Funny things can happen by accident — flatulence, Freudian slips, falls on errant banana peels — but jokes happen on purpose. Like poetry or music, jokes are composed, usually to provide pleasure, often a profound, unconscious pleasure that we might otherwise forbid ourselves. As Freud wrote in his abidingly unfunny treatise on the subject, “A joke will allow us to exploit something ridiculous in our enemy which we could not, on account of obstacles in the way, bring forward openly or consciously; once again, then, the joke will evade restrictions and open sources of pleasure that have become inaccessible.”

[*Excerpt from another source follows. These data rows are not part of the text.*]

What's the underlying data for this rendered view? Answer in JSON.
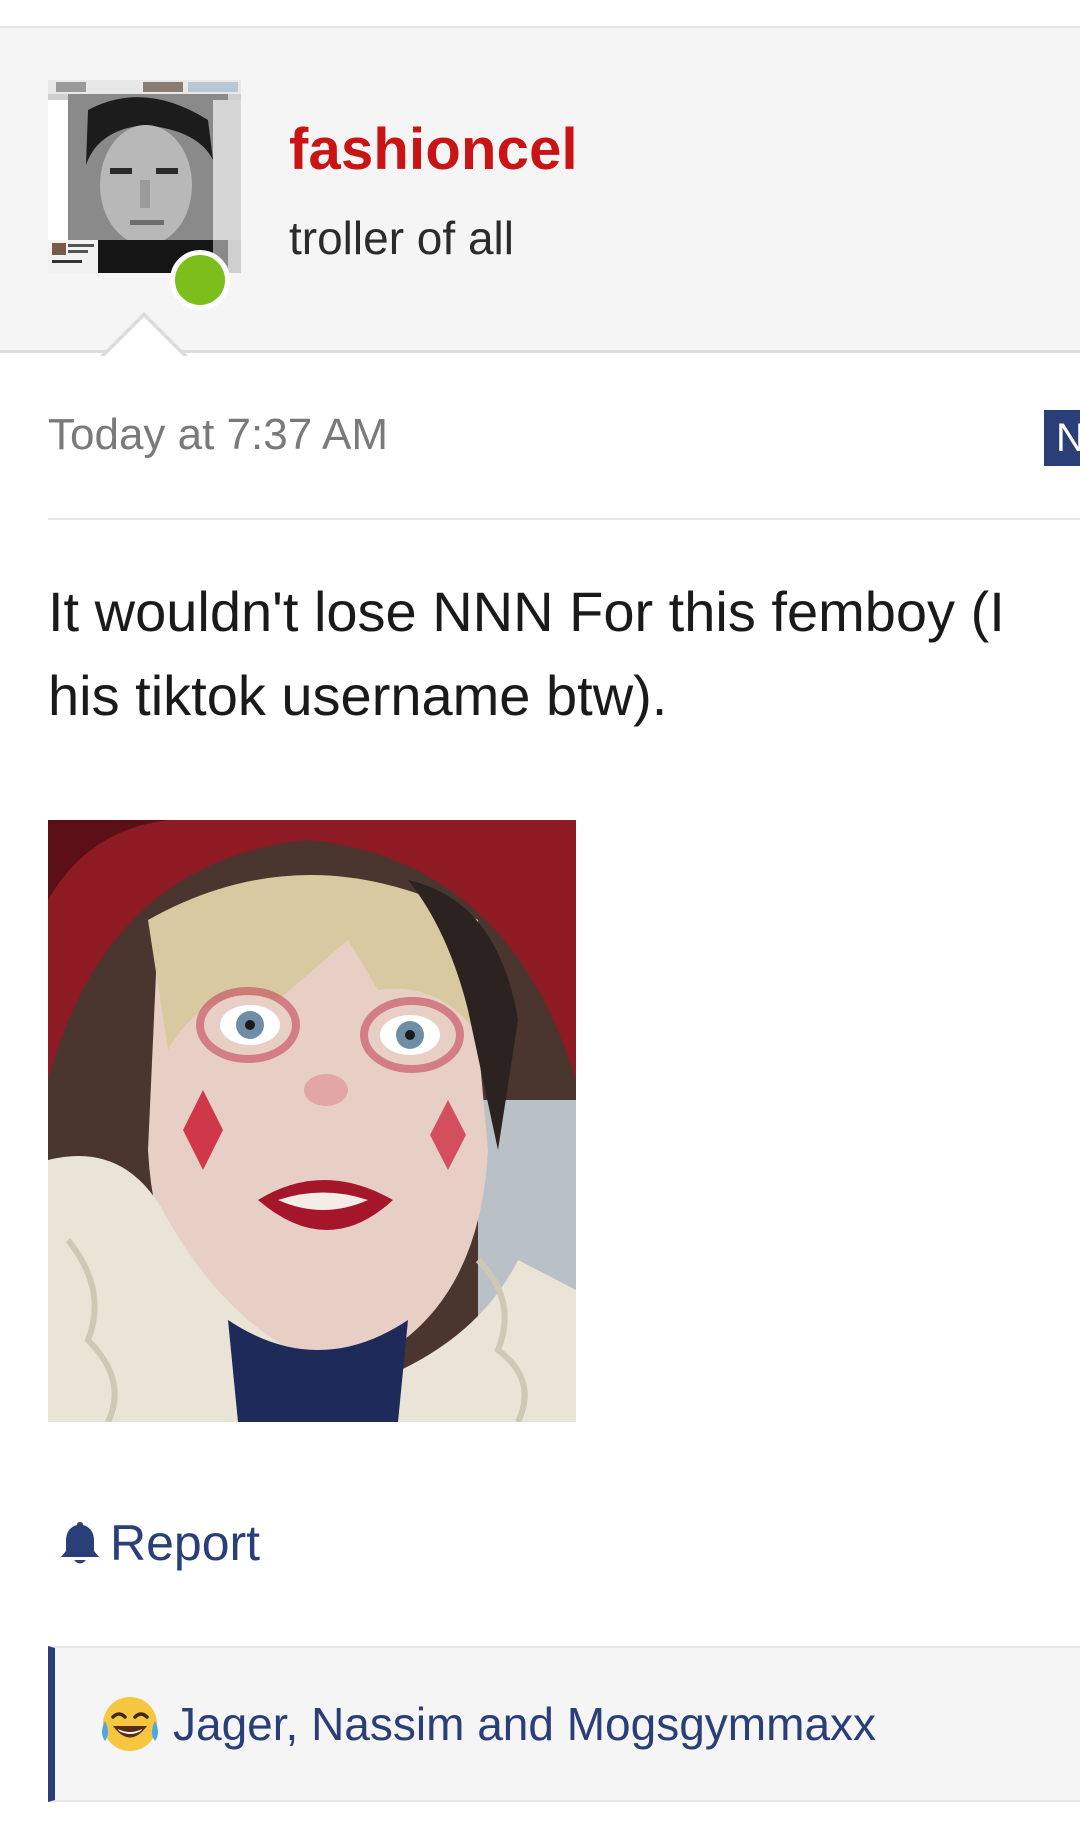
{
  "user": {
    "username": "fashioncel",
    "title": "troller of all",
    "status": "online"
  },
  "post": {
    "timestamp": "Today at 7:37 AM",
    "badge_text": "N",
    "body_line_1": "It wouldn't lose NNN For this femboy (I",
    "body_line_2": "his tiktok username btw)."
  },
  "actions": {
    "report_label": "Report"
  },
  "reactions": {
    "users_text": "Jager, Nassim and Mogsgymmaxx"
  },
  "colors": {
    "username": "#c81414",
    "accent": "#2a3f78",
    "online": "#7cbf1c",
    "header_bg": "#f6f5f5"
  },
  "icons": {
    "report": "bell-icon",
    "reaction": "laughing-crying-face-icon"
  }
}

Susan Holbrook writes poems that, like jokes, open such inaccessible sources of pleasure by evading our expectations of language, meaning, and poetry. To read my review of her new collection, “Joy Is So Exhausting,” visit Rover’s Book Section today!